▶ [The task]
Say, as a bare number, how many lines of the listing contain "automatically".

▶ [Supplied data]
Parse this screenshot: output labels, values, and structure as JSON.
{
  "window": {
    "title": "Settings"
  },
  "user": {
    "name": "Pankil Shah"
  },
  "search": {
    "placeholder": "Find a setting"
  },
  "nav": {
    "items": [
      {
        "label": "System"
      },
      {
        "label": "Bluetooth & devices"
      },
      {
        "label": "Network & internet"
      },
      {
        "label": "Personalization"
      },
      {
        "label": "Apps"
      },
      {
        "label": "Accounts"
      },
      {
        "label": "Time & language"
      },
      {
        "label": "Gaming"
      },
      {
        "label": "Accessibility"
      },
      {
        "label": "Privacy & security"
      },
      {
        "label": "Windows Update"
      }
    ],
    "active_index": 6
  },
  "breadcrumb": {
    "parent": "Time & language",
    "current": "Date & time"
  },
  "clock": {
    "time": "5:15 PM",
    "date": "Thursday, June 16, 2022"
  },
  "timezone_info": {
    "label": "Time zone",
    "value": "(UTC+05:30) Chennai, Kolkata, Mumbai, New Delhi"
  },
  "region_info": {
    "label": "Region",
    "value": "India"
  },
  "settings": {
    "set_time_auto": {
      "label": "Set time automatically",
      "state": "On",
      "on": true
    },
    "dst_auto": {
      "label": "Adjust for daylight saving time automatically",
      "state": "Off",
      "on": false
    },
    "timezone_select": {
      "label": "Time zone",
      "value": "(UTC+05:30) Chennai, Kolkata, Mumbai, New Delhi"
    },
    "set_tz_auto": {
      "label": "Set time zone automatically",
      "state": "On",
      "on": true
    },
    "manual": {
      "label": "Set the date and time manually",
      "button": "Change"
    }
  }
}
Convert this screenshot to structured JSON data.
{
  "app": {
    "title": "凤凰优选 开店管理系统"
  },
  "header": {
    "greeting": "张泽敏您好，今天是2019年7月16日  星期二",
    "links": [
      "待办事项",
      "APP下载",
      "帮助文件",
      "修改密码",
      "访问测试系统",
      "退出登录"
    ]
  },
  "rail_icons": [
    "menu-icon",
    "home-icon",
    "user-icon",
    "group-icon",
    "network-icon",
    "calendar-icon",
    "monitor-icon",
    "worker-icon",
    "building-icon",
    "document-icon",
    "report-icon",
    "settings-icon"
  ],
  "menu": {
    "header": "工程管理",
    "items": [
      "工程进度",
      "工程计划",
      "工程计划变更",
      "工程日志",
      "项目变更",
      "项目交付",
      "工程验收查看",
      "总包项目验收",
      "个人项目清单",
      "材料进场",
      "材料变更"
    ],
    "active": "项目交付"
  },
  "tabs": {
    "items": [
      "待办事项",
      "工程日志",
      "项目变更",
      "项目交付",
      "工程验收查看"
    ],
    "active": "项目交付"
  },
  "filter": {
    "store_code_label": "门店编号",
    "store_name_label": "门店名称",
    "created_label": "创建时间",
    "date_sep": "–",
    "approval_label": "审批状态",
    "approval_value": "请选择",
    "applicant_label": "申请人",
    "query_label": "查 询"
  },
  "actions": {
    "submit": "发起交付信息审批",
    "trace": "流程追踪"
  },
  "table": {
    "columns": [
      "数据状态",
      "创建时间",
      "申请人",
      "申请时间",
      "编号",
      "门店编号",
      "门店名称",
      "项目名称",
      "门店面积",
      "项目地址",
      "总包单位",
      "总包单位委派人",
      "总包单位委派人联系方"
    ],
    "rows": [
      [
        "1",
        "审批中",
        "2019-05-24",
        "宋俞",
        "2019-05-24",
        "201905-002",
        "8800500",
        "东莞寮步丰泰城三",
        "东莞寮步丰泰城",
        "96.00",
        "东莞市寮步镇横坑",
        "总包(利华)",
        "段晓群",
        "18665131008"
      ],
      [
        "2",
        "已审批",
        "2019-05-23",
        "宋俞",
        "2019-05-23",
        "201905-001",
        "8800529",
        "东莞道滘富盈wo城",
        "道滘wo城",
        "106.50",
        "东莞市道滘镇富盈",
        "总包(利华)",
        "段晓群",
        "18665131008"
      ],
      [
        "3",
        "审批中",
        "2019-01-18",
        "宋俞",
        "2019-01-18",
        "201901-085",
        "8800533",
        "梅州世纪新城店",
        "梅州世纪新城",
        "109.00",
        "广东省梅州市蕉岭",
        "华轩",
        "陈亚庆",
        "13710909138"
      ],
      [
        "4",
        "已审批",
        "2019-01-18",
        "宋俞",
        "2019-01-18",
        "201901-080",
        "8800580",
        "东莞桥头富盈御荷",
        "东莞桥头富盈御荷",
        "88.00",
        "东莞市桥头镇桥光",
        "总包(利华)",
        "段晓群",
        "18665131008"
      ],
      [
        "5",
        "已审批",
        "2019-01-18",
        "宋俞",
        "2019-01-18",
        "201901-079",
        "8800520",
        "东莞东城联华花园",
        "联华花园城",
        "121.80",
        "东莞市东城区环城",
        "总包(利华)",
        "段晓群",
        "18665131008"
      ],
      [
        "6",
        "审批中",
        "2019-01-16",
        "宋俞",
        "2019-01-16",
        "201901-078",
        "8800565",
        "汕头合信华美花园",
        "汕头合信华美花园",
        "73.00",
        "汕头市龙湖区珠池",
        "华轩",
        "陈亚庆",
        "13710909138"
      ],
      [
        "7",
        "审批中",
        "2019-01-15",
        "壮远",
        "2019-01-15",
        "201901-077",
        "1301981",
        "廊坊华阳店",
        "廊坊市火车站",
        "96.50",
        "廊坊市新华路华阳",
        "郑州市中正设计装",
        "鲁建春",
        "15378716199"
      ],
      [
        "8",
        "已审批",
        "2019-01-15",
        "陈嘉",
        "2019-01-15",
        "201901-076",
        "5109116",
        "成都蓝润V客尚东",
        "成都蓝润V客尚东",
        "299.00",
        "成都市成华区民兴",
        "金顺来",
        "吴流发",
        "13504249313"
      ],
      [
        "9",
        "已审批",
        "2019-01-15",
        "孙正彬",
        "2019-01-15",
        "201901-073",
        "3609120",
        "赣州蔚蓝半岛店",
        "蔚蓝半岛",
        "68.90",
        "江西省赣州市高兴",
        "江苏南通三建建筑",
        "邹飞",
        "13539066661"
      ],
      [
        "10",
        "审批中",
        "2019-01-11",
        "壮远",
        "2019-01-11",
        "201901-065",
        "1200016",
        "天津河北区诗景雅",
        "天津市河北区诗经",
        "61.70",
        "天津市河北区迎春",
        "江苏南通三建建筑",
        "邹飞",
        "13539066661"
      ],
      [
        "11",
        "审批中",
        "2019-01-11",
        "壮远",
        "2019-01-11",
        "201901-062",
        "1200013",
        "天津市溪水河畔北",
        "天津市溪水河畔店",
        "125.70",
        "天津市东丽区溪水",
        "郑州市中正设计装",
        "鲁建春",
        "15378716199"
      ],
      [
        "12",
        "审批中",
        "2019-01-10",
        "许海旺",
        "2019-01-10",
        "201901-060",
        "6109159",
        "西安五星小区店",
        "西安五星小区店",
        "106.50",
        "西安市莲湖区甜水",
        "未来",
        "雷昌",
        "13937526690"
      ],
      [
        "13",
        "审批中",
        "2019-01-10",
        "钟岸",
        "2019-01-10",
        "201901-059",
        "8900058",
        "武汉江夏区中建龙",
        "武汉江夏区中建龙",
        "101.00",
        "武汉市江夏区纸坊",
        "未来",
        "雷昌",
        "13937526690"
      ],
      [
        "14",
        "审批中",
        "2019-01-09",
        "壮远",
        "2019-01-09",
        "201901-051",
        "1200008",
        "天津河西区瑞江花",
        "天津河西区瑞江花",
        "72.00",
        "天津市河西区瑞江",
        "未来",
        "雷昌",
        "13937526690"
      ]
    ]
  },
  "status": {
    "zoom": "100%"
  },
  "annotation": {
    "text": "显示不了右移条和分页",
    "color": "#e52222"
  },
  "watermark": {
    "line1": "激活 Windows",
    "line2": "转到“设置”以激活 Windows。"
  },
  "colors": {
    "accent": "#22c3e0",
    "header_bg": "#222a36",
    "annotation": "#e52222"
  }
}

▶ [Result of the task]
3